Consider The Directing Effects Of The Substituents On Salicylamide

Consider The Directing Effects Of The Substituents On Salicylamide

Salicylamide, a derivative of salicylic acid, serves as a fundamental building block in organic chemistry, renowned for its diverse applications and structural versatility. One of the key aspects influencing its reactivity and reaction pathways is the presence of substituents, which exert directing effects on its chemical behavior. We delve into the directing effects of substituents on salicylamide, unraveling the intricate interplay between molecular structure and reactivity in organic synthesis.

Understanding Salicylamide

Salicylamide, chemically known as 2-hydroxybenzamide, features a benzene ring with a hydroxyl (-OH) and an amide (-NHCOCH3) functional group attached to adjacent carbon atoms. This molecular arrangement endows salicylamide with both acidic and basic properties, rendering it amenable to a wide array of chemical transformations.

Directing Effects of Substituents

The substituents attached to the aromatic ring of salicylamide play a pivotal role in dictating the site-selectivity of chemical reactions, directing incoming reagents to specific positions on the benzene ring. These directing effects arise from electronic and steric factors associated with the substituents, influencing the activation energy and reaction kinetics.

1. Electron-Donating Substituents

Substituents that donate electron density to the benzene ring, such as alkyl groups (-CH3, -C2H5) or methoxy groups (-OCH3), exhibit ortho- and para-directing effects on salicylamide. The electron-rich nature of these substituents enhances the electron density at the ortho and para positions relative to the substituent, promoting nucleophilic attack at these sites during electrophilic aromatic substitution reactions.

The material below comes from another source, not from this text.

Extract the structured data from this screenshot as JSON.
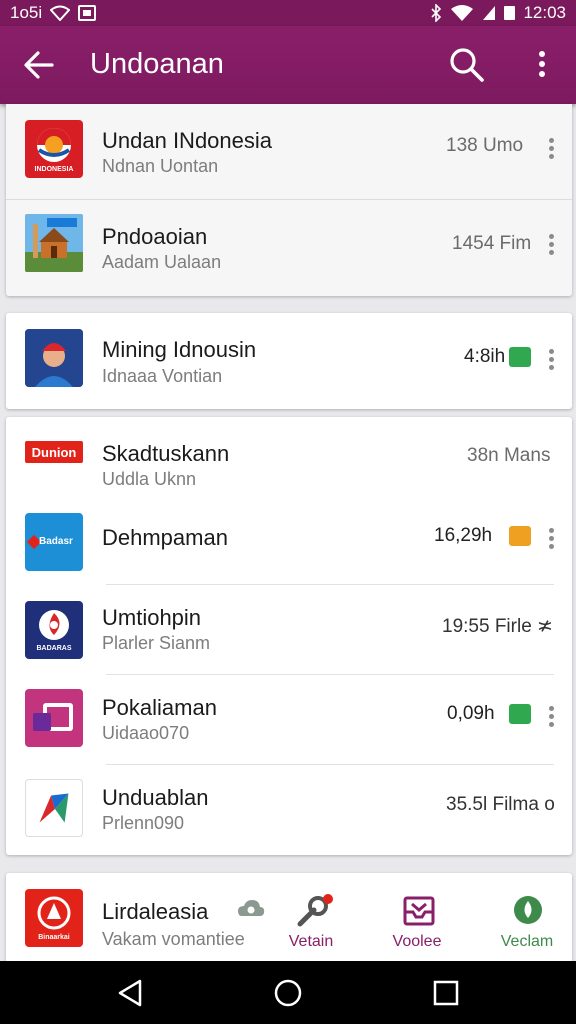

2. Electron-Withdrawing Substituents

Conversely, substituents that withdraw electron density from the benzene ring, such as nitro groups (-NO2) or carbonyl groups (-COCH3), demonstrate meta-directing effects on salicylamide. The electron-poor nature of these substituents decreases the electron density at the ortho and para positions, leading to preferential electrophilic attack at the meta position relative to the substituent.

3. Steric Effects

In addition to electronic factors, steric hindrance imposed by bulky substituents can influence the regioselectivity of reactions involving salicylamide. Bulky substituents may hinder the approach of reagents to certain positions on the benzene ring, favoring reaction pathways that minimize steric clashes and maximize accessibility to less hindered sites.

Practical Implications and Applications

Understanding the directing effects of substituents on salicylamide is instrumental in organic synthesis, enabling chemists to predict and control the outcome of chemical reactions with precision. This knowledge finds application in the synthesis of pharmaceuticals, agrochemicals, and functional materials, where site-selective modifications are paramount for achieving desired properties and activities.

Furthermore, elucidating the directing effects of substituents on salicylamide contributes to the development of structure-activity relationships (SAR) in medicinal chemistry. By systematically varying substituent patterns and evaluating their impact on biological activity, researchers can design and optimize drug candidates with enhanced potency, selectivity, and pharmacokinetic properties.

The directing effects of substituents on salicylamide exemplify the intricate interplay between molecular structure and reactivity in organic chemistry. By modulating the electronic and steric properties of salicylamide, substituents dictate the regioselectivity of chemical reactions, offering chemists a powerful tool for tailoring molecular architectures and functionalizing aromatic compounds with precision. As research in organic synthesis and medicinal chemistry advances, the insights gleaned from studying directing effects continue to shape innovation and discovery in the quest for novel therapeutics and materials.